Harold Ballard’s association with Maple Leaf Gardens began during the 1930s when the future Maple Leafs owner was involved with a number of local amateur hockey teams. This picture, featuring Ballard with American television personality Sonny Fox, was taken long before hockey fans began uttering his name with contempt.
Dave “Tiger” Williams signing an autograph for Greg Crombie, 1978. City of Toronto Archives, Fonds 1257, Series 1057, Item 8857.
This photo appears to have been left on the cutting room floor when I prepared the original post, probably to make the gallery a nice, neat total of 28 images.
Greg Crombie at Maple Leaf Gardens with King Clancy, 1978. City of Toronto Archives, Fonds 1257, Series 1057, Item 8859.
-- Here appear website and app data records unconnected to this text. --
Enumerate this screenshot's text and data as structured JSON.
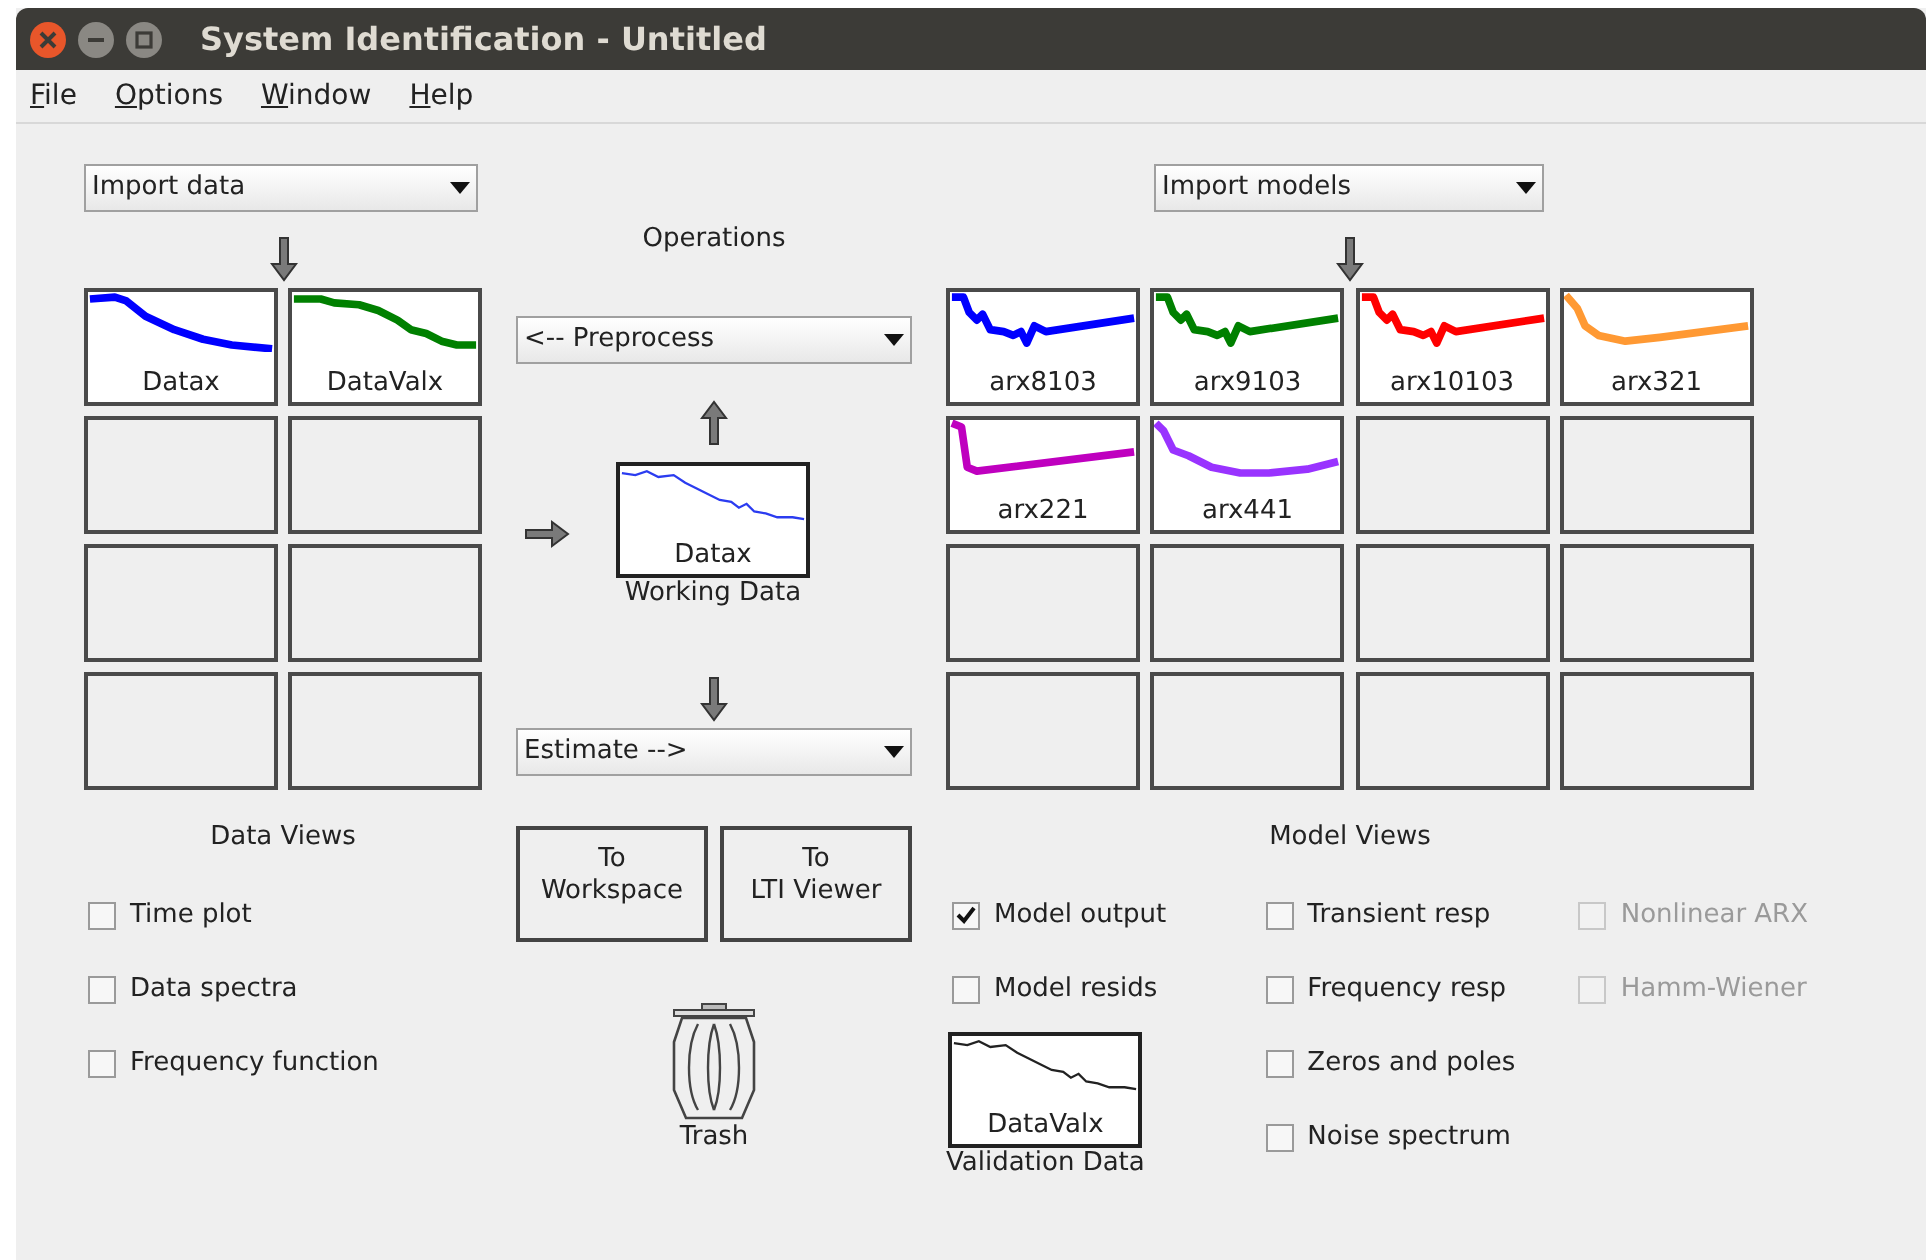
{
  "window": {
    "title": "System Identification - Untitled"
  },
  "menu": [
    {
      "label": "File"
    },
    {
      "label": "Options"
    },
    {
      "label": "Window"
    },
    {
      "label": "Help"
    }
  ],
  "data_import": {
    "label": "Import data"
  },
  "data_sets": [
    {
      "name": "Datax",
      "color": "#0000ff",
      "kind": "decay"
    },
    {
      "name": "DataValx",
      "color": "#008000",
      "kind": "noisy"
    }
  ],
  "operations": {
    "title": "Operations",
    "preprocess": "<-- Preprocess",
    "working_data": {
      "name": "Datax",
      "caption": "Working Data"
    },
    "estimate": "Estimate -->"
  },
  "buttons": [
    {
      "label": "To\nWorkspace"
    },
    {
      "label": "To\nLTI Viewer"
    }
  ],
  "trash": {
    "label": "Trash"
  },
  "data_views": {
    "title": "Data Views",
    "options": [
      {
        "label": "Time plot",
        "checked": false
      },
      {
        "label": "Data spectra",
        "checked": false
      },
      {
        "label": "Frequency function",
        "checked": false
      }
    ]
  },
  "model_import": {
    "label": "Import models"
  },
  "models": [
    {
      "name": "arx8103",
      "color": "#0000ff",
      "kind": "wiggly"
    },
    {
      "name": "arx9103",
      "color": "#008000",
      "kind": "wiggly"
    },
    {
      "name": "arx10103",
      "color": "#ff0000",
      "kind": "wiggly"
    },
    {
      "name": "arx321",
      "color": "#ff9933",
      "kind": "knee"
    },
    {
      "name": "arx221",
      "color": "#bf00bf",
      "kind": "step"
    },
    {
      "name": "arx441",
      "color": "#9933ff",
      "kind": "bowl"
    }
  ],
  "model_views": {
    "title": "Model Views",
    "columns": [
      {
        "options": [
          {
            "label": "Model output",
            "checked": true,
            "disabled": false
          },
          {
            "label": "Model resids",
            "checked": false,
            "disabled": false
          }
        ]
      },
      {
        "options": [
          {
            "label": "Transient resp",
            "checked": false,
            "disabled": false
          },
          {
            "label": "Frequency resp",
            "checked": false,
            "disabled": false
          },
          {
            "label": "Zeros and poles",
            "checked": false,
            "disabled": false
          },
          {
            "label": "Noise spectrum",
            "checked": false,
            "disabled": false
          }
        ]
      },
      {
        "options": [
          {
            "label": "Nonlinear ARX",
            "checked": false,
            "disabled": true
          },
          {
            "label": "Hamm-Wiener",
            "checked": false,
            "disabled": true
          }
        ]
      }
    ]
  },
  "validation_data": {
    "name": "DataValx",
    "caption": "Validation Data"
  }
}
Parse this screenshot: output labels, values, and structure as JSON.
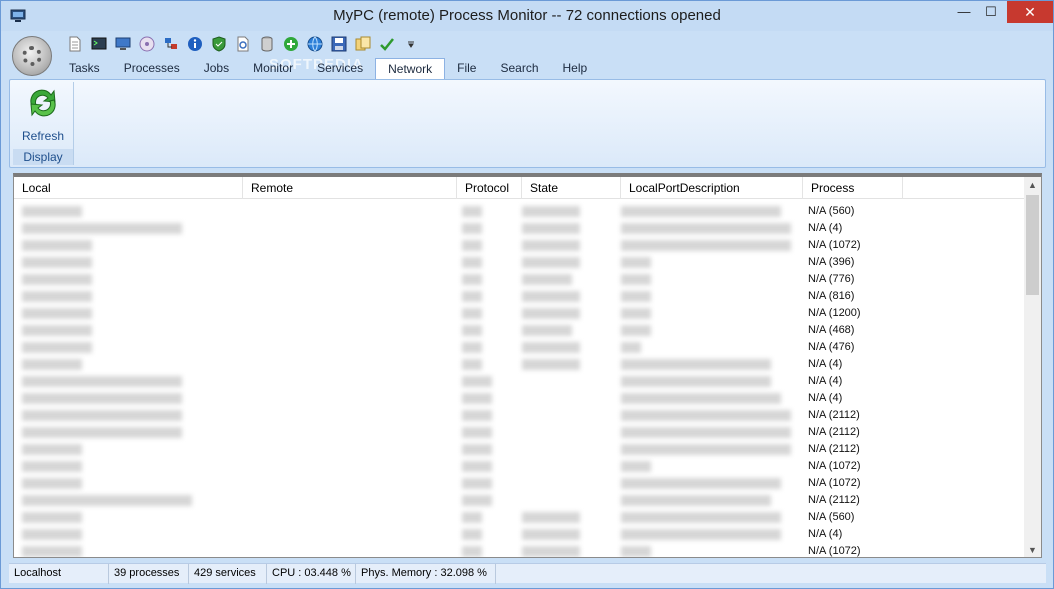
{
  "window": {
    "title": "MyPC (remote) Process Monitor -- 72 connections opened",
    "min_glyph": "—",
    "max_glyph": "☐",
    "close_glyph": "✕"
  },
  "quick_access": [
    "new-doc-icon",
    "terminal-icon",
    "monitor-icon",
    "disc-icon",
    "network-users-icon",
    "info-icon",
    "shield-icon",
    "document-settings-icon",
    "database-icon",
    "add-icon",
    "globe-icon",
    "save-icon",
    "folders-icon",
    "checkmark-icon",
    "dropdown-icon"
  ],
  "watermark": "SOFTPEDIA",
  "tabs": [
    {
      "label": "Tasks",
      "active": false
    },
    {
      "label": "Processes",
      "active": false
    },
    {
      "label": "Jobs",
      "active": false
    },
    {
      "label": "Monitor",
      "active": false
    },
    {
      "label": "Services",
      "active": false
    },
    {
      "label": "Network",
      "active": true
    },
    {
      "label": "File",
      "active": false
    },
    {
      "label": "Search",
      "active": false
    },
    {
      "label": "Help",
      "active": false
    }
  ],
  "ribbon": {
    "refresh_label": "Refresh",
    "group_label": "Display"
  },
  "list": {
    "columns": [
      "Local",
      "Remote",
      "Protocol",
      "State",
      "LocalPortDescription",
      "Process"
    ],
    "processes": [
      "N/A (560)",
      "N/A (4)",
      "N/A (1072)",
      "N/A (396)",
      "N/A (776)",
      "N/A (816)",
      "N/A (1200)",
      "N/A (468)",
      "N/A (476)",
      "N/A (4)",
      "N/A (4)",
      "N/A (4)",
      "N/A (2112)",
      "N/A (2112)",
      "N/A (2112)",
      "N/A (1072)",
      "N/A (1072)",
      "N/A (2112)",
      "N/A (560)",
      "N/A (4)",
      "N/A (1072)"
    ]
  },
  "status": {
    "host": "Localhost",
    "processes": "39 processes",
    "services": "429 services",
    "cpu": "CPU : 03.448 %",
    "memory": "Phys. Memory : 32.098 %"
  },
  "colors": {
    "accent": "#c7392f",
    "ribbon_text": "#1e4e8c",
    "window_frame": "#c9dff6"
  }
}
Francis “King” Clancy was the sunny face of the Maple Leafs, whether it was as a player in 1930s or a team executive from the 1950s until his death in 1986. In his biography of Harold Ballard, sportswriter William Houston compared Clancy to a leprechaun. “Clancy usually has a big smile, a twinkle in his eye to go along with his high-pitched voice. He has an amiable personality and offends no one…He is full of stories from his hockey past and can be a delightful companion.”
One of the last chances the public had to stroll around Maple Leaf Gardens before its conversion into its present form occured during Nuit Blanche in October 2008. While there were art installation on the arena floor, the real magic that evening was hearing visitors tell stories about their experiences in the building. There were also plenty of reminders that the Leafs had left behind after vacating the premises, such as this Mercury ad.